§ ACTION ITEM
Reproduce every line in the material below that holds "name".
====
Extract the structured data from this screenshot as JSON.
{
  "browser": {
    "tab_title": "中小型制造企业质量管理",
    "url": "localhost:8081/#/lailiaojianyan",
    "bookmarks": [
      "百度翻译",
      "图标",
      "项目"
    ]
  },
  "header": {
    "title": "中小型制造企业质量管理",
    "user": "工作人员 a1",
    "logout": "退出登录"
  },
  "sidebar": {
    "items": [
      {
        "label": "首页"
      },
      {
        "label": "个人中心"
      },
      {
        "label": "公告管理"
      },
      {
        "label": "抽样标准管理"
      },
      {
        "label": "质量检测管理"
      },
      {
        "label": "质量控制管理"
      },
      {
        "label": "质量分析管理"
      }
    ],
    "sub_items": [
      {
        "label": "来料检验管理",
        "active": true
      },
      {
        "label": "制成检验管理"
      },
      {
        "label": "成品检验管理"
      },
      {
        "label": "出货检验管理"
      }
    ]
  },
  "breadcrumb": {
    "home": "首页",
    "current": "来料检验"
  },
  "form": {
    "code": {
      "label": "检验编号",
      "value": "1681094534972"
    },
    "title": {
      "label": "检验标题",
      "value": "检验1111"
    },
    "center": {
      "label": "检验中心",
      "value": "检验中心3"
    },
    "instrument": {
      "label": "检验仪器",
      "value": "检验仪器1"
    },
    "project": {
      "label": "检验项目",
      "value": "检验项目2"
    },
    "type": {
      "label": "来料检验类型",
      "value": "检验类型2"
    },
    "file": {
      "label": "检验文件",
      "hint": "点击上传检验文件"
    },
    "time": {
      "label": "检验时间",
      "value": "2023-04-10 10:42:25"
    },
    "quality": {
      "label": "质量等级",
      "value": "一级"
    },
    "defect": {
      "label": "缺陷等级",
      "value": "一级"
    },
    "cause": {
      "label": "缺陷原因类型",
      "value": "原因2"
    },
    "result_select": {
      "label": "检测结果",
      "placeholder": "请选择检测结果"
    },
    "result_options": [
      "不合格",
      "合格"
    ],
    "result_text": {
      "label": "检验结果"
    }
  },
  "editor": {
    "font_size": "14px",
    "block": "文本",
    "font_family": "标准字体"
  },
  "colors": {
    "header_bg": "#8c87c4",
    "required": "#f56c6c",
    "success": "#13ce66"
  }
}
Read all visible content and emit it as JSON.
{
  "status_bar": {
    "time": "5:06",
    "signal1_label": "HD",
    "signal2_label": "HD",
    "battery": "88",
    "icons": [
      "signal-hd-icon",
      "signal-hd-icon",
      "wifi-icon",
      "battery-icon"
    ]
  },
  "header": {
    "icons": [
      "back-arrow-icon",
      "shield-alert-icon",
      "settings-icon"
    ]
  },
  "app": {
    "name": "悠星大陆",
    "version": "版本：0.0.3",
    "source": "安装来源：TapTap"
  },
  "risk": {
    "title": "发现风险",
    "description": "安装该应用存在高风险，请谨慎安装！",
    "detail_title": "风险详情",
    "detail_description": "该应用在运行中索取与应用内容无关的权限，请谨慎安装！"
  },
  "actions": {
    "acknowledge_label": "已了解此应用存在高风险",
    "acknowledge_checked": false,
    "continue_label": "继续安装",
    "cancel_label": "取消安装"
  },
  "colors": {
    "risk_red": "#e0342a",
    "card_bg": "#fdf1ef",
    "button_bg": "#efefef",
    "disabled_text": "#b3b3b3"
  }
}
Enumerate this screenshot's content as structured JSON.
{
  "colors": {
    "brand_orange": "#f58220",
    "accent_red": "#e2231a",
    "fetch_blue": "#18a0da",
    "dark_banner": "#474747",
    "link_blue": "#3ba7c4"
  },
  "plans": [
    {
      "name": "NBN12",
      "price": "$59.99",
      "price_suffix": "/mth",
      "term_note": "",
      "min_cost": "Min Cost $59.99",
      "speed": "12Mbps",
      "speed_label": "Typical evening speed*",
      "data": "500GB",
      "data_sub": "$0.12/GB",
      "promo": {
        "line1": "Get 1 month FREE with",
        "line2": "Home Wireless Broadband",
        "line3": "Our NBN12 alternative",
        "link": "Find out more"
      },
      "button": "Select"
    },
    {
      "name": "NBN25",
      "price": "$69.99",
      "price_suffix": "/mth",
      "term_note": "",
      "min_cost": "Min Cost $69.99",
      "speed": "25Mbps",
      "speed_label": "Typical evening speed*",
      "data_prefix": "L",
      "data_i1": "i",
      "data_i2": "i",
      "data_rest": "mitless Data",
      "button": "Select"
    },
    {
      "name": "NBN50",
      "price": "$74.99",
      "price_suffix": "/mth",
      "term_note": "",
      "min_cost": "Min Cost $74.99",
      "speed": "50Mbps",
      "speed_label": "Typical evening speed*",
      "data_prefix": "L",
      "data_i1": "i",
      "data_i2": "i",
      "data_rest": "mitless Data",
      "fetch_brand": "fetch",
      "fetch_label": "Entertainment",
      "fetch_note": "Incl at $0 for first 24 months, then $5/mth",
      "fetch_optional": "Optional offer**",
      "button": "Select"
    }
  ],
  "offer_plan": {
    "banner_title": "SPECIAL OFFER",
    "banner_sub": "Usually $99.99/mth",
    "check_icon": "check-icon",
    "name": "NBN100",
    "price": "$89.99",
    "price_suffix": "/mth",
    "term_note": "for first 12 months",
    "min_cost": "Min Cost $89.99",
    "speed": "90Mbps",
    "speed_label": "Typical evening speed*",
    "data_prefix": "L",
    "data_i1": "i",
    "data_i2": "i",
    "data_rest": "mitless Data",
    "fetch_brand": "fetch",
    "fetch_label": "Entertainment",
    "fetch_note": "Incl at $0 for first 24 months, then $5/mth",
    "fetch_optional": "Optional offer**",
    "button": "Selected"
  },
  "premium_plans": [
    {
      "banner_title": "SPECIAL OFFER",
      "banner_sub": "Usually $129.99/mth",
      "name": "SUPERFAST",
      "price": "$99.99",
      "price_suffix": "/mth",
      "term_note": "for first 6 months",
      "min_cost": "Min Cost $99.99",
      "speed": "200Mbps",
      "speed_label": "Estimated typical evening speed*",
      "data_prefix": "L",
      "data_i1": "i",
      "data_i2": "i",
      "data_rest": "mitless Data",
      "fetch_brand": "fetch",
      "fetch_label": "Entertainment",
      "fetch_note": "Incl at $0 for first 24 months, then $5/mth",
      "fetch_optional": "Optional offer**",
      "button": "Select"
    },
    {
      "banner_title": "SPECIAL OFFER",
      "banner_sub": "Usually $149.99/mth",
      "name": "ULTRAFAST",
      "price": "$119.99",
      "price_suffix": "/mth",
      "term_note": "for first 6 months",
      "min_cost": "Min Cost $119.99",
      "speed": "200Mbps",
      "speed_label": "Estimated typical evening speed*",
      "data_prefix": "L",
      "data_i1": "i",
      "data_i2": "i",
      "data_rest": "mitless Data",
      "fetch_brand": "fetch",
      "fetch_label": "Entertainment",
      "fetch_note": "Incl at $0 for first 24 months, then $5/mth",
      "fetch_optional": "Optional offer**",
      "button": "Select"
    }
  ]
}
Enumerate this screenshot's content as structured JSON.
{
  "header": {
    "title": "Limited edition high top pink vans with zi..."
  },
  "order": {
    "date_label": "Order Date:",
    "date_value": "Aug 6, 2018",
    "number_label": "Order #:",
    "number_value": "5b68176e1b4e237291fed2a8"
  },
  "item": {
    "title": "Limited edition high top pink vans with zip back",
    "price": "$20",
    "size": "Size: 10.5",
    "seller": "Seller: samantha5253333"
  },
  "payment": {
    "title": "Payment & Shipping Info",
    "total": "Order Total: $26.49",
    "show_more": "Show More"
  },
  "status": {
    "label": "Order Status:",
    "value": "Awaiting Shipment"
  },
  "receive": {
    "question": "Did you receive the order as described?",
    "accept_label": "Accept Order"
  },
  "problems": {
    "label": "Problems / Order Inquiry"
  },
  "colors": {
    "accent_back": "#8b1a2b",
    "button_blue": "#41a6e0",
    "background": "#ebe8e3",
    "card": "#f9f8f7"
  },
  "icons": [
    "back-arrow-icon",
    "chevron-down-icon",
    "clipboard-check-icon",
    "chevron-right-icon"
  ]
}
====
§ RESPONSE TO THIS TASK
    "name": "悠星大陆",
      "name": "NBN12",
      "name": "NBN25",
      "name": "NBN50",
    "name": "NBN100",
      "name": "SUPERFAST",
      "name": "ULTRAFAST",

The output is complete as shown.